While all of this is true, the reality is that the next play isn’t as important as the current one. The present play. While we are talking about similar concepts, the idea is this: how do we keep our athletes (and ourselves as coaches) focused on the present task at hand, over and over and over again?
The key, it turns out, is right under our noses. Mindfulness has come under fire of late as a “hot trend” or as “hippy dippy” by others. Neither are accurate. Mindfulness, defined by the great teacher Jon Kabat-Zinn, is “paying attention in a particular way: on purpose, in the present moment, and nonjudgmentally” (PositivePsychology.com).
So how does this help us help our athletes? Well first off, it helps us help ourselves. We as coaches are performers in our own right, prone to the ups and downs that are inherent in the game, and in need of modeling the sort of calm, cool demeanor we would request of our players. Second, our athletes are bombarded with judgment. By their parents, by their peers, by the crowds, by us as coaches. By providing them with a simple tool to avoid harsh judgment they can begin to play in a more free, unencumbered manner. Third, by practicing mindfulness our players can sustain their focus on the most important play – the present one – time and time again. Of course, such a task is simple but not easy. And that is where our breath comes in.
We tell ourselves and our athletes to take a deep breath, and this is sound advice. However, one deep breath without intent or prior practice doesn’t have the same strength of impact as a breath coupled with a positive cue word, a mind trained to refocus fast, or the ability to recognize via that breath that our minds have off and wandered.
Take a moment right now, as you read this.

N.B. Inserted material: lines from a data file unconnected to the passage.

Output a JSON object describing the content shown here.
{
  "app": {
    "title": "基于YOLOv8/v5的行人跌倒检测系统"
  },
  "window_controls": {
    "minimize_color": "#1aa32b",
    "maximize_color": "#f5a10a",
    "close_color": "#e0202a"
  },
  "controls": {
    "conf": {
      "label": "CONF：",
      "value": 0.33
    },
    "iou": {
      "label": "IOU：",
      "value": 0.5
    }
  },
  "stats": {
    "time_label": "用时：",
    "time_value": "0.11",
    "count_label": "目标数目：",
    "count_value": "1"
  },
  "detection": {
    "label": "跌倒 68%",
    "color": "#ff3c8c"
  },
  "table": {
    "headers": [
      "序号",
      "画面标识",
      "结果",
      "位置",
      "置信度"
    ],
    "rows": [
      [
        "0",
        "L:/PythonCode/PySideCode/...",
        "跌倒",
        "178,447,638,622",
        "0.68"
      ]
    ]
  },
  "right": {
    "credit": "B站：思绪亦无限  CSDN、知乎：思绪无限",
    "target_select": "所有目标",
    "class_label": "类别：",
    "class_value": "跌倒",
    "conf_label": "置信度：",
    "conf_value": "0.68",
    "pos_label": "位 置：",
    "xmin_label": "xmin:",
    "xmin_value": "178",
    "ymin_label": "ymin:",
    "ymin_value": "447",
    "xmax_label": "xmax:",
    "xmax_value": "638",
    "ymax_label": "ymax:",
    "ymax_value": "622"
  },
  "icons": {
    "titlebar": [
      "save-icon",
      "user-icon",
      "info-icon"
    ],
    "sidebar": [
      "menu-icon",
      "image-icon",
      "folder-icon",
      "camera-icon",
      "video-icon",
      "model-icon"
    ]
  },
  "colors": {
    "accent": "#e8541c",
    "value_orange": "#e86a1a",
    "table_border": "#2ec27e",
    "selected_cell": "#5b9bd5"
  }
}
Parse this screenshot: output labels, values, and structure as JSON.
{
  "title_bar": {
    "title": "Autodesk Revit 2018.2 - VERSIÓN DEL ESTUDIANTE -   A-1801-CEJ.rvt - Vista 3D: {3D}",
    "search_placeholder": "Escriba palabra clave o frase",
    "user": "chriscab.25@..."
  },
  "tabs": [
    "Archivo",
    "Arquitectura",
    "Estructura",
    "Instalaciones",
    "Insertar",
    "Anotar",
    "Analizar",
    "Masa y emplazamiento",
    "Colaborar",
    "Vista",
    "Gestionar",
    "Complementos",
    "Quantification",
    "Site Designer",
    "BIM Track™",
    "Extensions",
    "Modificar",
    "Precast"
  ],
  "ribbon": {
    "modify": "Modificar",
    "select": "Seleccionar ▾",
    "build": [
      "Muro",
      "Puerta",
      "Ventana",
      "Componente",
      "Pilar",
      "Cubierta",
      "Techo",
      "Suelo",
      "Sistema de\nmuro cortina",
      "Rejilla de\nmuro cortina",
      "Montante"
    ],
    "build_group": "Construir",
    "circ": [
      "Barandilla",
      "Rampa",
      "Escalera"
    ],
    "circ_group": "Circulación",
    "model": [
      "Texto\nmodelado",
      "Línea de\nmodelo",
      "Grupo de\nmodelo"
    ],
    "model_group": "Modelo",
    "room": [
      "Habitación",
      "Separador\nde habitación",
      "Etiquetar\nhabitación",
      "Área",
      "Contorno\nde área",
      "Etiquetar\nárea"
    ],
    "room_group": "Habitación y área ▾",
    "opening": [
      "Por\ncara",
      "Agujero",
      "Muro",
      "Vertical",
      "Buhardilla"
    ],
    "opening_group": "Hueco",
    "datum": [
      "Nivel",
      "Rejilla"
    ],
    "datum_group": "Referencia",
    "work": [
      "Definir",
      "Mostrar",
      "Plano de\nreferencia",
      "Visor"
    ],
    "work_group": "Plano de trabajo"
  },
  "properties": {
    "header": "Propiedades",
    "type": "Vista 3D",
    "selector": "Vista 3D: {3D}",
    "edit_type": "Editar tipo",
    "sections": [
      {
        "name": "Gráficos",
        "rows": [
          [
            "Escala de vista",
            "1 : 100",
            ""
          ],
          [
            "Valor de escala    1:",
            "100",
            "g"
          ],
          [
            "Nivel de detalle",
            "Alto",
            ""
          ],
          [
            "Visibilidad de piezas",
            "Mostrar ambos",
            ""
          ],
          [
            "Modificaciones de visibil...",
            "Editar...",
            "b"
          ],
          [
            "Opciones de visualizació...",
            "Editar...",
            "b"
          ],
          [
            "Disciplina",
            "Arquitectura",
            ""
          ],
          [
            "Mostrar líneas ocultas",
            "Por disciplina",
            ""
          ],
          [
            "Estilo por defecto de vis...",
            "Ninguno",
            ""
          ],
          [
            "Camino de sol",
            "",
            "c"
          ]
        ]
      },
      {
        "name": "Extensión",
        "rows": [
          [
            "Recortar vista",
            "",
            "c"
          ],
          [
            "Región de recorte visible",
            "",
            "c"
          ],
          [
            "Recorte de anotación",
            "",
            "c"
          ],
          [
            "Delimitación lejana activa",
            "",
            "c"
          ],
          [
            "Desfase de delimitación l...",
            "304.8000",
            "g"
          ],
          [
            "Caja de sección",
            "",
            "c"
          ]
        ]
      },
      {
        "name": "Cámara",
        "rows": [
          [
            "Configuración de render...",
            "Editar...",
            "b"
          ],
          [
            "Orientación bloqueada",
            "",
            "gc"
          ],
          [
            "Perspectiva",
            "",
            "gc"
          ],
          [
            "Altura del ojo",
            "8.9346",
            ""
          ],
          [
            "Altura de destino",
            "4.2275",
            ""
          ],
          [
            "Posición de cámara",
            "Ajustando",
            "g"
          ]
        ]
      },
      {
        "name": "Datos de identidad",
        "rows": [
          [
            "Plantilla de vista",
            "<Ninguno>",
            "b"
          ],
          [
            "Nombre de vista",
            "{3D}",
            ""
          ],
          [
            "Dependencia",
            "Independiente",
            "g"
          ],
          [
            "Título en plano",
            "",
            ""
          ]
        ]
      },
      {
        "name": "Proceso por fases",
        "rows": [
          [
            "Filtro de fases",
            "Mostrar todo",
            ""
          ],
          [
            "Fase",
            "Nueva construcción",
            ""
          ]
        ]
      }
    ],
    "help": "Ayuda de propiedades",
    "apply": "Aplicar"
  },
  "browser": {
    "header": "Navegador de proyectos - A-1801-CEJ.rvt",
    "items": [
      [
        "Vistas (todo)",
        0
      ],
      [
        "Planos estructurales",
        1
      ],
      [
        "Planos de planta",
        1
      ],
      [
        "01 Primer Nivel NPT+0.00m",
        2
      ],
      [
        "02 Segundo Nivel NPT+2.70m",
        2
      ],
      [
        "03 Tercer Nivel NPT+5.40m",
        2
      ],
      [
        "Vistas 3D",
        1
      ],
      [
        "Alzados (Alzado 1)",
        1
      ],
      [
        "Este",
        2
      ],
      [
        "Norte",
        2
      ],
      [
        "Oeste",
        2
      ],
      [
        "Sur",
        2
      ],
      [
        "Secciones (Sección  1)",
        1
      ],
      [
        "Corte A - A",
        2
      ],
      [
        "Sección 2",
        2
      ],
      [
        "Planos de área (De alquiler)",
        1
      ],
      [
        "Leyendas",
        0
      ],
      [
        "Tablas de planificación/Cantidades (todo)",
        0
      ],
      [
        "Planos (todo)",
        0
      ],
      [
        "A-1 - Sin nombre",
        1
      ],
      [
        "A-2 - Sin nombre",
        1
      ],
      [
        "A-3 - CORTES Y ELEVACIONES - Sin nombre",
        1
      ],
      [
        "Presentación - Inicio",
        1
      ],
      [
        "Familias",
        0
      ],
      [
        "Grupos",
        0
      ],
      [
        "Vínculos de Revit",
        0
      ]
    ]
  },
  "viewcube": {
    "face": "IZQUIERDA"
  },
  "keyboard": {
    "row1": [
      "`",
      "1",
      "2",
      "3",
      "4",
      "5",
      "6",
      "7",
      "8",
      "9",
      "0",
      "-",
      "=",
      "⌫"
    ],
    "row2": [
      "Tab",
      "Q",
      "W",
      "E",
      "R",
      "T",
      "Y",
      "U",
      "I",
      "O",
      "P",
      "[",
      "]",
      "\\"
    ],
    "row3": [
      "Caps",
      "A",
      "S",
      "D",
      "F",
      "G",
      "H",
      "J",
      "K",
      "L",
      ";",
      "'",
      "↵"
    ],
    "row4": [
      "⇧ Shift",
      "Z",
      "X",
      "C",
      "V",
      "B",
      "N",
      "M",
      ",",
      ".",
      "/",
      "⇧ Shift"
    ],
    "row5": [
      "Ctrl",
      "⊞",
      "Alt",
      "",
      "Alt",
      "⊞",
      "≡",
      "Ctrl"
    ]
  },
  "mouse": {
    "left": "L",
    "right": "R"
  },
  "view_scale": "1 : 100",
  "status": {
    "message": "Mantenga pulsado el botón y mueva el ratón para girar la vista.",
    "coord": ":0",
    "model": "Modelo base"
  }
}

Sit up in your chair. Feel the soles of your feet touching the ground fully and feel your back pressed against the seat of your chair. Sit up straight. Now, take a moment to breathe in, through your nose and in doing so, fill your diaphragm (the area above and behind your belly button) first. Once your diaphragm has filled, then continue the breath to expand the lungs and finally raise the shoulders to the top of your breath. Pause for a one count, then release out through your nose or mouth. A single proper nose breath – as opposed to breathing in through our mouths – increases the oxygen delivered to the lungs by 10-20% and reduces the workload on the heart (ScienceDirect.com).
Taking just 10 minutes out of your day to practice intentional nose breaths, perhaps using one of a variety of meditation apps such as Headspace, Calm, or Mindfulness, allows you to intentionally practice this distinctive manner of breathing. Further, it helps us recognize when our attention has wandered and brings us back to the most important moment (or play) – the current one. With practice meditating, a player is more able to recognize when they have lost their way and come back to focusing on the task at hand. Then, one deep breath when needed reminds them: I’m here, now.
Coaches, players: consider one of these apps to improve your own coaching practice and certainly pass them along to your players for their benefit. Mindfulness is not a trend, a fad, or meant for the hippy generation. It’s meant for you, your team, right here, right now!
Good Luck on your journey,